I’d like to share some friendship thoughts today to enhance your life.
I’ve previously shared strategies from positive psychologyto boost your well-being in life.
In case you’ve missed them, I’ll list them here:
I found this friendship poem, and thought it a fitting introduction to my thoughts about friendship:
What Is A Friend?
A friend is someone always there
in the back of your mind,
providing feelings of comfort and security.
A friend is someone
who adds happy sparkle to your life,
joy, fun, a predictable creator of happiness.
A friend is a stormproof shelter
from life’s challenges, troubles, uncertainties,
an unassailable bond overcoming any challenge,
strengthening the connection in the process.
You are all this and more, my friend.
By Joanna Fuchs
One of the key success factors to living life to the full is to nurture and cherish the friendships you have, as well as mending past friendships that may have fallen prey to busy-ness or neglect.
Friendship Thought #1: Here’s a Friendship Metaphor
Perhaps the most helpful thought I have about friendship can be better expressed in terms of a methaphor of gardening.
I don’t what it is about a garden, but dirt just seems to be so conducive to weeds. I’m not much of a gardener, but I do know that if you leave the dirt alone, weeds start growing. Also, bugs seem to invade gardens and eat the good plants. In just a matter of a few weeks, the sun can dry out the dirt, the weeks can use up the nutrients in the soil, and you’re left with dead plants and plentiful weeds.
It takes some knowledge and planning to make a garden work. You need to know which type of plants you’re going to buy; how to best tend to them; what types of fertilizer to buy to keep the weeds at bay.
You may need to admit that you don’t know all that it takes to grow a garden. Or that, like me, you don’t have a green thumb. You may need to admit that you’ve ruined plants in the past. And that you’re a little scared to try planting again.
Friendship Thought #2: Here are Some Friendship Building Activities
Dr. Gary Chapman has written a book called The 5 Love Languages: The Secret to Love That Lasts. While this book was primarily written for married couples, the concepts can apply to how you love your kids, your relatives, and your friends.
Consider calling your friends on a regular basis, to let them know you’re thinking of them and interested in their lives. Get to know their interests, hopes, dreams, and goals. Think about how you can help support them in those areas of their life. Be there to listen when they are going through difficult times.
Consider writing them to let them know how much their friendship means to you. A card, a poem, even an article that they might find helpful can go a long way to feed the garden of your friendship.
Acts of Service
It takes a selfless person to sustain an ongoing relationship. One of the best ways that you can fertilize the soil of your friendship is through acts of service.
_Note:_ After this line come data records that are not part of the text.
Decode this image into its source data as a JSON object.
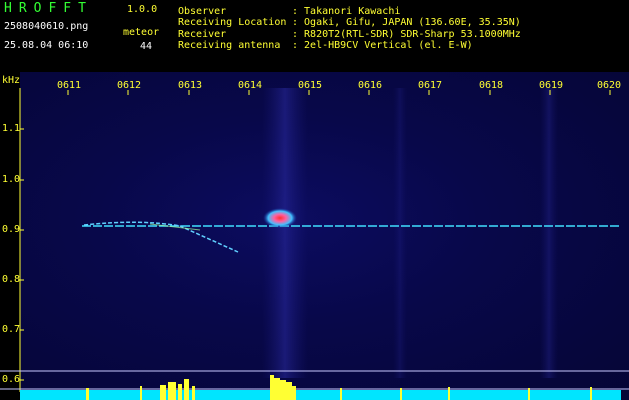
{
  "app": {
    "title": "HROFFT",
    "version": "1.0.0"
  },
  "file": {
    "name": "2508040610.png",
    "datetime": "25.08.04 06:10"
  },
  "counter": {
    "label": "meteor",
    "value": "44"
  },
  "info": [
    {
      "label": "Observer",
      "value": ": Takanori Kawachi"
    },
    {
      "label": "Receiving Location",
      "value": ": Ogaki, Gifu, JAPAN (136.60E, 35.35N)"
    },
    {
      "label": "Receiver",
      "value": ": R820T2(RTL-SDR) SDR-Sharp 53.1000MHz"
    },
    {
      "label": "Receiving antenna",
      "value": ": 2el-HB9CV Vertical (el. E-W)"
    }
  ],
  "axis": {
    "y_unit": "kHz",
    "x_ticks": [
      "0611",
      "0612",
      "0613",
      "0614",
      "0615",
      "0616",
      "0617",
      "0618",
      "0619",
      "0620"
    ],
    "y_ticks": [
      "1.1",
      "1.0",
      "0.9",
      "0.8",
      "0.7",
      "0.6"
    ]
  },
  "colors": {
    "label": "#ffff33",
    "title": "#33ff33",
    "bg": "#07073f",
    "signal": "#40e0ff",
    "meter": "#00e5ff"
  }
}
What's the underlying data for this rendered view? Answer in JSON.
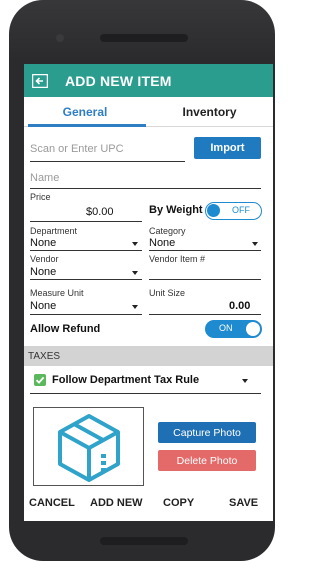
{
  "app_bar": {
    "title": "ADD NEW ITEM",
    "back_icon": "back-arrow-box-icon",
    "color": "#2a9d8f"
  },
  "tabs": [
    {
      "label": "General",
      "active": true
    },
    {
      "label": "Inventory",
      "active": false
    }
  ],
  "upc": {
    "placeholder": "Scan or Enter UPC",
    "import_label": "Import"
  },
  "name": {
    "placeholder": "Name"
  },
  "price": {
    "label": "Price",
    "value": "$0.00"
  },
  "by_weight": {
    "label": "By Weight",
    "state": "OFF"
  },
  "department": {
    "label": "Department",
    "value": "None"
  },
  "category": {
    "label": "Category",
    "value": "None"
  },
  "vendor": {
    "label": "Vendor",
    "value": "None"
  },
  "vendor_item": {
    "label": "Vendor Item #",
    "value": ""
  },
  "measure_unit": {
    "label": "Measure Unit",
    "value": "None"
  },
  "unit_size": {
    "label": "Unit Size",
    "value": "0.00"
  },
  "allow_refund": {
    "label": "Allow Refund",
    "state": "ON"
  },
  "taxes": {
    "header": "TAXES",
    "rule_label": "Follow Department Tax Rule",
    "checked": true
  },
  "photo": {
    "icon": "package-box-icon",
    "capture_label": "Capture Photo",
    "delete_label": "Delete Photo"
  },
  "actions": {
    "cancel": "CANCEL",
    "add_new": "ADD NEW",
    "copy": "COPY",
    "save": "SAVE"
  },
  "colors": {
    "accent_blue": "#1f7ac0",
    "teal": "#2a9d8f",
    "delete_red": "#e46a6a",
    "check_green": "#5cb85c"
  }
}
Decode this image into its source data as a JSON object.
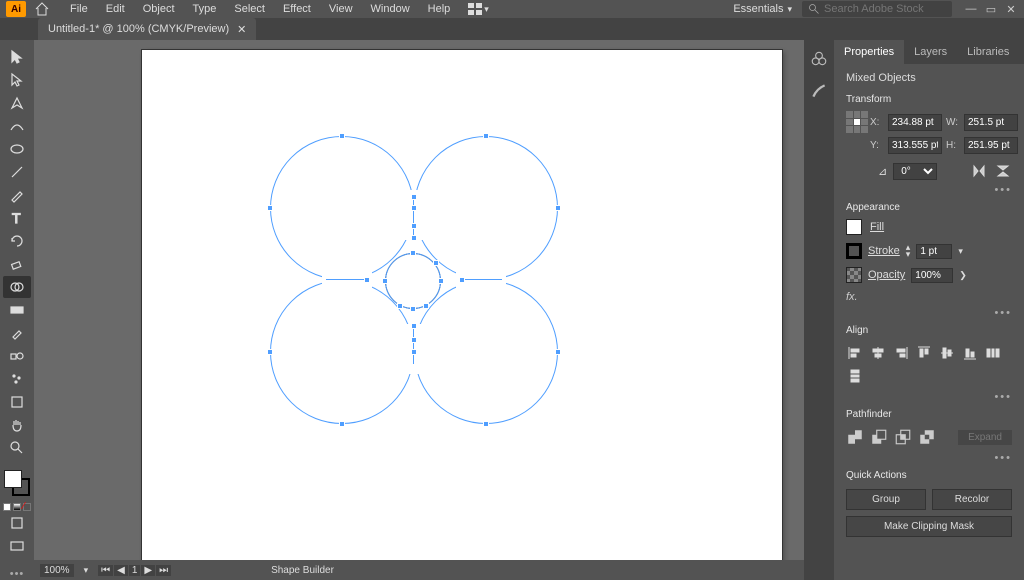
{
  "menubar": {
    "items": [
      "File",
      "Edit",
      "Object",
      "Type",
      "Select",
      "Effect",
      "View",
      "Window",
      "Help"
    ],
    "workspace": "Essentials",
    "search_placeholder": "Search Adobe Stock"
  },
  "tab": {
    "title": "Untitled-1* @ 100% (CMYK/Preview)"
  },
  "status": {
    "zoom": "100%",
    "page": "1",
    "tool": "Shape Builder"
  },
  "props": {
    "tabs": [
      "Properties",
      "Layers",
      "Libraries"
    ],
    "selection_label": "Mixed Objects",
    "transform": {
      "title": "Transform",
      "x": "234.88 pt",
      "y": "313.555 pt",
      "w": "251.5 pt",
      "h": "251.95 pt",
      "angle": "0°"
    },
    "appearance": {
      "title": "Appearance",
      "fill_label": "Fill",
      "stroke_label": "Stroke",
      "stroke_weight": "1 pt",
      "opacity_label": "Opacity",
      "opacity_value": "100%",
      "fx_label": "fx."
    },
    "align": {
      "title": "Align"
    },
    "pathfinder": {
      "title": "Pathfinder",
      "expand": "Expand"
    },
    "quick": {
      "title": "Quick Actions",
      "group": "Group",
      "recolor": "Recolor",
      "clip": "Make Clipping Mask"
    }
  }
}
You may want to re-visit my post about 10 Acts of Kindness to Change the World for some ideas, but as you get to know your friend over months and years, you’ll have a pretty good idea as to which acts of service will mean the most to him/her.
Some people experience love through quality time spent together. I’ve been guilty of being too task oriented, losing myself in projects at the expense of spending time with my friends and family. But, at the end of your life, are you going to be more proud of the “things” you checked off of your to-do list, or will you be more satisfied with the quality of friendships you nurtured over your lifetime. Don’t put the cart before the horse! Make sure that you intentionally block out big chunks of time for your friends and family.
Friendship Thought #3: Restore Friendships That Are In Dis-Repair
Too often, our pride and expectations get in the way of repairing old friendships that have broken down due to lack of communication or effort. We may be too proud to look in the mirror and take note of blind spots in our own personal lives that may have gotten in the way of true friendship. Take an honest look at yourself. Ask other friends for feedback as to what character flaws may be getting in the way. Sure, it’s painful to look in the mirror and see the smudges on our face. But unless we look, we can’t wash our face 🙂
Sometimes, absolutely nothing needs to be said. The mere act of performing an act of service, or of picking up the phone, or of hanging out for a couple of hours may be all that is needed to get the bloom back in the friendship. But don’t leave it at that! Remember that a garden requires consistent effort and care.
What are your thoughts on nurturing and rebuilding existing and past relationships? I look forward to your comments!
photo credit: Anamorphic Mike